(Data records for software interfaces)
>>>
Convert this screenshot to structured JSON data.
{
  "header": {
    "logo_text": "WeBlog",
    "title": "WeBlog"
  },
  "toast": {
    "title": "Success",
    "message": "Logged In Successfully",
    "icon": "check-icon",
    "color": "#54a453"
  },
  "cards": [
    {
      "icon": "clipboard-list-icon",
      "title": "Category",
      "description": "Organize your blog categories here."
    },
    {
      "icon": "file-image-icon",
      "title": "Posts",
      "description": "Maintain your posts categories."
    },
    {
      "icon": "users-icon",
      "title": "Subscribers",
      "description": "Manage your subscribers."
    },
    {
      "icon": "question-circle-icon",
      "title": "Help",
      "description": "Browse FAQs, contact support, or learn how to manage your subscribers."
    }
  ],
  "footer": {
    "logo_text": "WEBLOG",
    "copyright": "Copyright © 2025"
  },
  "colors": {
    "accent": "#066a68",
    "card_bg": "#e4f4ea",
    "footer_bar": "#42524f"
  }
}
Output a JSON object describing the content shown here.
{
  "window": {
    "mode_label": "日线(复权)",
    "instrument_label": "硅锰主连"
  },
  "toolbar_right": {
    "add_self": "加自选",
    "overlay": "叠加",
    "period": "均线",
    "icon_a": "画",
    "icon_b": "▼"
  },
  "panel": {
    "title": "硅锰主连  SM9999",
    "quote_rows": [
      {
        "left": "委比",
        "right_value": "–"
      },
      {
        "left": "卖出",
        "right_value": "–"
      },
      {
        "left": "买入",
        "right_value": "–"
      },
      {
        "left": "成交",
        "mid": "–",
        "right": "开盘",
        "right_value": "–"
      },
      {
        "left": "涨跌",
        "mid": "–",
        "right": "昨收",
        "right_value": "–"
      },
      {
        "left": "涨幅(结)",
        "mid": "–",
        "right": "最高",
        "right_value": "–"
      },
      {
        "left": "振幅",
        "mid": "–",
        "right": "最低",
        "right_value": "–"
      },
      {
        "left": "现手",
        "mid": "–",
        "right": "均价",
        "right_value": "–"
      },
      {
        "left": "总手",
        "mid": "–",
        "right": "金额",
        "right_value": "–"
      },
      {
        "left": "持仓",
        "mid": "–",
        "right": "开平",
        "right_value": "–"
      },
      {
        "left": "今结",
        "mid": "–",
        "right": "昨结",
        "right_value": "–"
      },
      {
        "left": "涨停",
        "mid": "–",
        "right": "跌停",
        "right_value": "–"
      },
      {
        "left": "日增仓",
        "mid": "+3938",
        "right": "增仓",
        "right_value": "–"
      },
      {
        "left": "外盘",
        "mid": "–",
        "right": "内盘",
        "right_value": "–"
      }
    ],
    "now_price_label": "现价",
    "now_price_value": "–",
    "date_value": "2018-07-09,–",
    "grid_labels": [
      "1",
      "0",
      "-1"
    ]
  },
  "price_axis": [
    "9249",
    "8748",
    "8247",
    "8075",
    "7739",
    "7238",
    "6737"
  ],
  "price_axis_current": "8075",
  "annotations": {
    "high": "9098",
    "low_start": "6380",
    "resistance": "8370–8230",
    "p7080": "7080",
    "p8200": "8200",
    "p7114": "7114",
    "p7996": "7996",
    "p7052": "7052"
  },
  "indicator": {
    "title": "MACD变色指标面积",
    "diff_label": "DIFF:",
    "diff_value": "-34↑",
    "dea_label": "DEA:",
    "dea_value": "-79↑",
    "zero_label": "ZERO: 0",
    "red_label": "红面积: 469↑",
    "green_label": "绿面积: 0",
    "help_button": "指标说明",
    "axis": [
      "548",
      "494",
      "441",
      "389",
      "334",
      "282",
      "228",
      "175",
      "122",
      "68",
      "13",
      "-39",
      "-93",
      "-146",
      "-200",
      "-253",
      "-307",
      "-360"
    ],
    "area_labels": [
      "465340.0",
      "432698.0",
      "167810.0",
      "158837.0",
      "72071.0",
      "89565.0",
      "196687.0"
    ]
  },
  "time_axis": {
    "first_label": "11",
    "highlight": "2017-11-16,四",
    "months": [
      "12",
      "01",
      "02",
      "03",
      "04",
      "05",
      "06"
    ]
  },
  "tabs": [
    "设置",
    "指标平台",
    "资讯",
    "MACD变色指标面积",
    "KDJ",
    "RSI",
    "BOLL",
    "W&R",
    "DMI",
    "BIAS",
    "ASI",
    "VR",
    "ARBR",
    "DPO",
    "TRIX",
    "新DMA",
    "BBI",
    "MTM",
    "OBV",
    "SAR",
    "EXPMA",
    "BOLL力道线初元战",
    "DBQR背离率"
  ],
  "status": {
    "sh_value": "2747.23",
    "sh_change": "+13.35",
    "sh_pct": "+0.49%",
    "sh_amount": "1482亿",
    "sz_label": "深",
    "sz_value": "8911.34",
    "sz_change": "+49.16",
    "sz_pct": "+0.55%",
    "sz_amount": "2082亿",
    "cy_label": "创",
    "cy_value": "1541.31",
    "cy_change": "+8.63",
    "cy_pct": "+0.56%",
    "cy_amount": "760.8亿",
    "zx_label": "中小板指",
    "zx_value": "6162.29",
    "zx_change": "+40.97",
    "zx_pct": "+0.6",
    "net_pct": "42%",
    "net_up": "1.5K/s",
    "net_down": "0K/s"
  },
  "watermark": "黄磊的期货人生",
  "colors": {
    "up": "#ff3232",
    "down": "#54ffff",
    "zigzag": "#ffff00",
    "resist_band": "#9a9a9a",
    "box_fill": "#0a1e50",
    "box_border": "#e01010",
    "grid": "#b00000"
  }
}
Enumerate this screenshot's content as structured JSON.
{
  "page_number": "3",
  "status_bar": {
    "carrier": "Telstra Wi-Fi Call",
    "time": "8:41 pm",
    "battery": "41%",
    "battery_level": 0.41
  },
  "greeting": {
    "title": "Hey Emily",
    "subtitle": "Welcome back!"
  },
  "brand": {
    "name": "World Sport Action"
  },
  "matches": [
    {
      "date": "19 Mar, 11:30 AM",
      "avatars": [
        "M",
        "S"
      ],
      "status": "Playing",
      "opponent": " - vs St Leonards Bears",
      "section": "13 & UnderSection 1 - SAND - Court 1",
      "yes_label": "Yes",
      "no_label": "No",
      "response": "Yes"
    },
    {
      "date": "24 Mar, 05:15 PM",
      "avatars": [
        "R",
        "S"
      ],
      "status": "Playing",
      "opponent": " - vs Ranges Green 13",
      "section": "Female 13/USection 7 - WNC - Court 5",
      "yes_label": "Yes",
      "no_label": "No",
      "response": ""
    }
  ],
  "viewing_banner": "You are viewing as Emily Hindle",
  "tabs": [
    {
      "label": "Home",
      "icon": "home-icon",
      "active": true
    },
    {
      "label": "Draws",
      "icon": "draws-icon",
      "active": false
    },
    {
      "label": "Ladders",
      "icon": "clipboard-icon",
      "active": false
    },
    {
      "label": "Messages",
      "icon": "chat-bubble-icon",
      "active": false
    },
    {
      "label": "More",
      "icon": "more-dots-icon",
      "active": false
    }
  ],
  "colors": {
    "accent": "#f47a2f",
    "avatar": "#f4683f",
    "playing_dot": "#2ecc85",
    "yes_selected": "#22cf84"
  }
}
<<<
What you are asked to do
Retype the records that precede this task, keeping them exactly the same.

Finished exercise
Convert this screenshot to structured JSON data.
{
  "header": {
    "logo_text": "WeBlog",
    "title": "WeBlog"
  },
  "toast": {
    "title": "Success",
    "message": "Logged In Successfully",
    "icon": "check-icon",
    "color": "#54a453"
  },
  "cards": [
    {
      "icon": "clipboard-list-icon",
      "title": "Category",
      "description": "Organize your blog categories here."
    },
    {
      "icon": "file-image-icon",
      "title": "Posts",
      "description": "Maintain your posts categories."
    },
    {
      "icon": "users-icon",
      "title": "Subscribers",
      "description": "Manage your subscribers."
    },
    {
      "icon": "question-circle-icon",
      "title": "Help",
      "description": "Browse FAQs, contact support, or learn how to manage your subscribers."
    }
  ],
  "footer": {
    "logo_text": "WEBLOG",
    "copyright": "Copyright © 2025"
  },
  "colors": {
    "accent": "#066a68",
    "card_bg": "#e4f4ea",
    "footer_bar": "#42524f"
  }
}
Output a JSON object describing the content shown here.
{
  "window": {
    "mode_label": "日线(复权)",
    "instrument_label": "硅锰主连"
  },
  "toolbar_right": {
    "add_self": "加自选",
    "overlay": "叠加",
    "period": "均线",
    "icon_a": "画",
    "icon_b": "▼"
  },
  "panel": {
    "title": "硅锰主连  SM9999",
    "quote_rows": [
      {
        "left": "委比",
        "right_value": "–"
      },
      {
        "left": "卖出",
        "right_value": "–"
      },
      {
        "left": "买入",
        "right_value": "–"
      },
      {
        "left": "成交",
        "mid": "–",
        "right": "开盘",
        "right_value": "–"
      },
      {
        "left": "涨跌",
        "mid": "–",
        "right": "昨收",
        "right_value": "–"
      },
      {
        "left": "涨幅(结)",
        "mid": "–",
        "right": "最高",
        "right_value": "–"
      },
      {
        "left": "振幅",
        "mid": "–",
        "right": "最低",
        "right_value": "–"
      },
      {
        "left": "现手",
        "mid": "–",
        "right": "均价",
        "right_value": "–"
      },
      {
        "left": "总手",
        "mid": "–",
        "right": "金额",
        "right_value": "–"
      },
      {
        "left": "持仓",
        "mid": "–",
        "right": "开平",
        "right_value": "–"
      },
      {
        "left": "今结",
        "mid": "–",
        "right": "昨结",
        "right_value": "–"
      },
      {
        "left": "涨停",
        "mid": "–",
        "right": "跌停",
        "right_value": "–"
      },
      {
        "left": "日增仓",
        "mid": "+3938",
        "right": "增仓",
        "right_value": "–"
      },
      {
        "left": "外盘",
        "mid": "–",
        "right": "内盘",
        "right_value": "–"
      }
    ],
    "now_price_label": "现价",
    "now_price_value": "–",
    "date_value": "2018-07-09,–",
    "grid_labels": [
      "1",
      "0",
      "-1"
    ]
  },
  "price_axis": [
    "9249",
    "8748",
    "8247",
    "8075",
    "7739",
    "7238",
    "6737"
  ],
  "price_axis_current": "8075",
  "annotations": {
    "high": "9098",
    "low_start": "6380",
    "resistance": "8370–8230",
    "p7080": "7080",
    "p8200": "8200",
    "p7114": "7114",
    "p7996": "7996",
    "p7052": "7052"
  },
  "indicator": {
    "title": "MACD变色指标面积",
    "diff_label": "DIFF:",
    "diff_value": "-34↑",
    "dea_label": "DEA:",
    "dea_value": "-79↑",
    "zero_label": "ZERO: 0",
    "red_label": "红面积: 469↑",
    "green_label": "绿面积: 0",
    "help_button": "指标说明",
    "axis": [
      "548",
      "494",
      "441",
      "389",
      "334",
      "282",
      "228",
      "175",
      "122",
      "68",
      "13",
      "-39",
      "-93",
      "-146",
      "-200",
      "-253",
      "-307",
      "-360"
    ],
    "area_labels": [
      "465340.0",
      "432698.0",
      "167810.0",
      "158837.0",
      "72071.0",
      "89565.0",
      "196687.0"
    ]
  },
  "time_axis": {
    "first_label": "11",
    "highlight": "2017-11-16,四",
    "months": [
      "12",
      "01",
      "02",
      "03",
      "04",
      "05",
      "06"
    ]
  },
  "tabs": [
    "设置",
    "指标平台",
    "资讯",
    "MACD变色指标面积",
    "KDJ",
    "RSI",
    "BOLL",
    "W&R",
    "DMI",
    "BIAS",
    "ASI",
    "VR",
    "ARBR",
    "DPO",
    "TRIX",
    "新DMA",
    "BBI",
    "MTM",
    "OBV",
    "SAR",
    "EXPMA",
    "BOLL力道线初元战",
    "DBQR背离率"
  ],
  "status": {
    "sh_value": "2747.23",
    "sh_change": "+13.35",
    "sh_pct": "+0.49%",
    "sh_amount": "1482亿",
    "sz_label": "深",
    "sz_value": "8911.34",
    "sz_change": "+49.16",
    "sz_pct": "+0.55%",
    "sz_amount": "2082亿",
    "cy_label": "创",
    "cy_value": "1541.31",
    "cy_change": "+8.63",
    "cy_pct": "+0.56%",
    "cy_amount": "760.8亿",
    "zx_label": "中小板指",
    "zx_value": "6162.29",
    "zx_change": "+40.97",
    "zx_pct": "+0.6",
    "net_pct": "42%",
    "net_up": "1.5K/s",
    "net_down": "0K/s"
  },
  "watermark": "黄磊的期货人生",
  "colors": {
    "up": "#ff3232",
    "down": "#54ffff",
    "zigzag": "#ffff00",
    "resist_band": "#9a9a9a",
    "box_fill": "#0a1e50",
    "box_border": "#e01010",
    "grid": "#b00000"
  }
}
Enumerate this screenshot's content as structured JSON.
{
  "page_number": "3",
  "status_bar": {
    "carrier": "Telstra Wi-Fi Call",
    "time": "8:41 pm",
    "battery": "41%",
    "battery_level": 0.41
  },
  "greeting": {
    "title": "Hey Emily",
    "subtitle": "Welcome back!"
  },
  "brand": {
    "name": "World Sport Action"
  },
  "matches": [
    {
      "date": "19 Mar, 11:30 AM",
      "avatars": [
        "M",
        "S"
      ],
      "status": "Playing",
      "opponent": " - vs St Leonards Bears",
      "section": "13 & UnderSection 1 - SAND - Court 1",
      "yes_label": "Yes",
      "no_label": "No",
      "response": "Yes"
    },
    {
      "date": "24 Mar, 05:15 PM",
      "avatars": [
        "R",
        "S"
      ],
      "status": "Playing",
      "opponent": " - vs Ranges Green 13",
      "section": "Female 13/USection 7 - WNC - Court 5",
      "yes_label": "Yes",
      "no_label": "No",
      "response": ""
    }
  ],
  "viewing_banner": "You are viewing as Emily Hindle",
  "tabs": [
    {
      "label": "Home",
      "icon": "home-icon",
      "active": true
    },
    {
      "label": "Draws",
      "icon": "draws-icon",
      "active": false
    },
    {
      "label": "Ladders",
      "icon": "clipboard-icon",
      "active": false
    },
    {
      "label": "Messages",
      "icon": "chat-bubble-icon",
      "active": false
    },
    {
      "label": "More",
      "icon": "more-dots-icon",
      "active": false
    }
  ],
  "colors": {
    "accent": "#f47a2f",
    "avatar": "#f4683f",
    "playing_dot": "#2ecc85",
    "yes_selected": "#22cf84"
  }
}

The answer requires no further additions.